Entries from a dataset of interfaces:
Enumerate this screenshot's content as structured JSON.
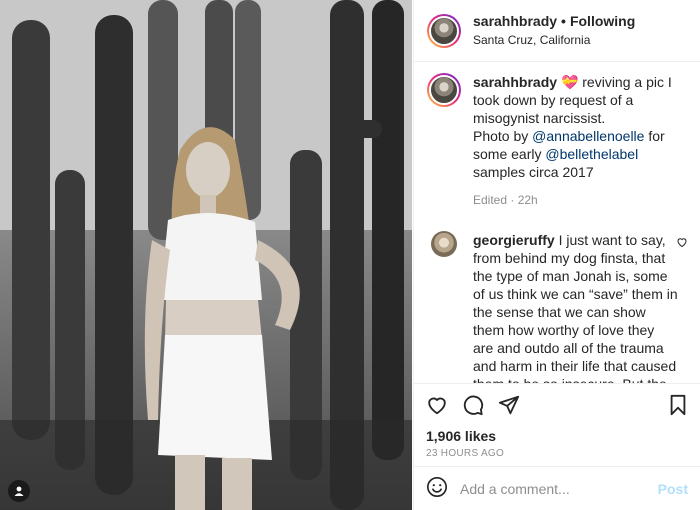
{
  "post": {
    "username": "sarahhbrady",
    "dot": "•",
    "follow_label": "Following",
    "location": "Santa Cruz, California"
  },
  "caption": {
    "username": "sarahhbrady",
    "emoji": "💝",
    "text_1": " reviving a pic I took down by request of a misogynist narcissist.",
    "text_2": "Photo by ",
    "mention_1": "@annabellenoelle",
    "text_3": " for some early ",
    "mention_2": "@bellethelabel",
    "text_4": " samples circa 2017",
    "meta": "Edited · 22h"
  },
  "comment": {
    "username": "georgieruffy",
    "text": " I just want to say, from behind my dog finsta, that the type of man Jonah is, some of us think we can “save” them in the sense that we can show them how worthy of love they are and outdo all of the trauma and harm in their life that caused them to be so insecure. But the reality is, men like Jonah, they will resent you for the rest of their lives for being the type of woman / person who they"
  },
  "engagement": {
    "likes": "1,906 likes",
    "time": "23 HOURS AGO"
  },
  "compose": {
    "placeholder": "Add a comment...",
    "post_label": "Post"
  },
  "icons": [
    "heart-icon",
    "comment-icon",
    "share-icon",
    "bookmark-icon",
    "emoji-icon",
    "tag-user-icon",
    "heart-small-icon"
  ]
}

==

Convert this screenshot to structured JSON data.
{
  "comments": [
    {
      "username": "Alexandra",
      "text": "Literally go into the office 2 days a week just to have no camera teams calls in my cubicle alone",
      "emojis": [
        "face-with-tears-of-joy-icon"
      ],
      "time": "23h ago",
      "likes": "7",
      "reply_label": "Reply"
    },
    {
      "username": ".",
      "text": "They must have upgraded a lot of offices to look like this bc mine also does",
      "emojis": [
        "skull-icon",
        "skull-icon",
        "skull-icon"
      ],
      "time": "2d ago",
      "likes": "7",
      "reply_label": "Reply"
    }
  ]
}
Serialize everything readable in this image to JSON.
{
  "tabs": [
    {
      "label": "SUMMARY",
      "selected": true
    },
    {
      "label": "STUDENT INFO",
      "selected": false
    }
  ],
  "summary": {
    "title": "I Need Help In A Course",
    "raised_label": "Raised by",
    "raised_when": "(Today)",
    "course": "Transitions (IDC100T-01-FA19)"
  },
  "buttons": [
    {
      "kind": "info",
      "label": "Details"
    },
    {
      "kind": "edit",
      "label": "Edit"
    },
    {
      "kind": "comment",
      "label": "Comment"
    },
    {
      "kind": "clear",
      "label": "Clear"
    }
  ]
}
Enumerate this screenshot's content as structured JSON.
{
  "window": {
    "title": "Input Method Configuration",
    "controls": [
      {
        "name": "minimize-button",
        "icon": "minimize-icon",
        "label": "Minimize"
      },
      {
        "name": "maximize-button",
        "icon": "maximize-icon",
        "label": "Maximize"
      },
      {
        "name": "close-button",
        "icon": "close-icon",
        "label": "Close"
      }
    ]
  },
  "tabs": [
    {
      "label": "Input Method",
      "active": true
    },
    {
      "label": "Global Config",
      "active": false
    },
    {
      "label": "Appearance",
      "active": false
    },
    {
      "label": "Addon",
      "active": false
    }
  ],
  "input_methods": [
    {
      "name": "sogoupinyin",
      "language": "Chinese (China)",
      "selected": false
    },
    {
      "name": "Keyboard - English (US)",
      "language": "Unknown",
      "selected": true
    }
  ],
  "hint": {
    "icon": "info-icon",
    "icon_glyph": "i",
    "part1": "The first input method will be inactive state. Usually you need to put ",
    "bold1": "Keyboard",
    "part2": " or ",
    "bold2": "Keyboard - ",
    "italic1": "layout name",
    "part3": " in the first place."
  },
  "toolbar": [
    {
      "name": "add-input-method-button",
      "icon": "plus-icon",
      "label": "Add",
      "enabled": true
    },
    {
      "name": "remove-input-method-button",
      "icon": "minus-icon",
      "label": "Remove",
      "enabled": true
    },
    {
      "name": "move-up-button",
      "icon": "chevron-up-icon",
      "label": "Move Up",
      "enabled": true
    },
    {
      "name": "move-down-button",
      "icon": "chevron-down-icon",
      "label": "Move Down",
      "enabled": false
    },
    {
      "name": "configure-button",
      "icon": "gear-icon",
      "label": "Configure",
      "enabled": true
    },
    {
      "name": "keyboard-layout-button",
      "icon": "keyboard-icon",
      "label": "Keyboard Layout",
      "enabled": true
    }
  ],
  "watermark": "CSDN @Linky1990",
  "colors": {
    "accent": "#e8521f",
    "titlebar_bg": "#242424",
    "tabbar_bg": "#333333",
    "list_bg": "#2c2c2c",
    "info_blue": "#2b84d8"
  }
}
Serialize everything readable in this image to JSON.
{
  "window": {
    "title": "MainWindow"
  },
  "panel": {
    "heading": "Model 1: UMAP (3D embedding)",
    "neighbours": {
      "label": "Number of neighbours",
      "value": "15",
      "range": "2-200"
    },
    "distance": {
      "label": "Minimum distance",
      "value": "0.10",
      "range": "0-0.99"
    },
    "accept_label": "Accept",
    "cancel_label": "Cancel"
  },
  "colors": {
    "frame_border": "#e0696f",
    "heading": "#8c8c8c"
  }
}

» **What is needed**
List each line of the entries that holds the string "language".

» **Task result**
      "language": "Chinese (China)",
      "language": "Unknown",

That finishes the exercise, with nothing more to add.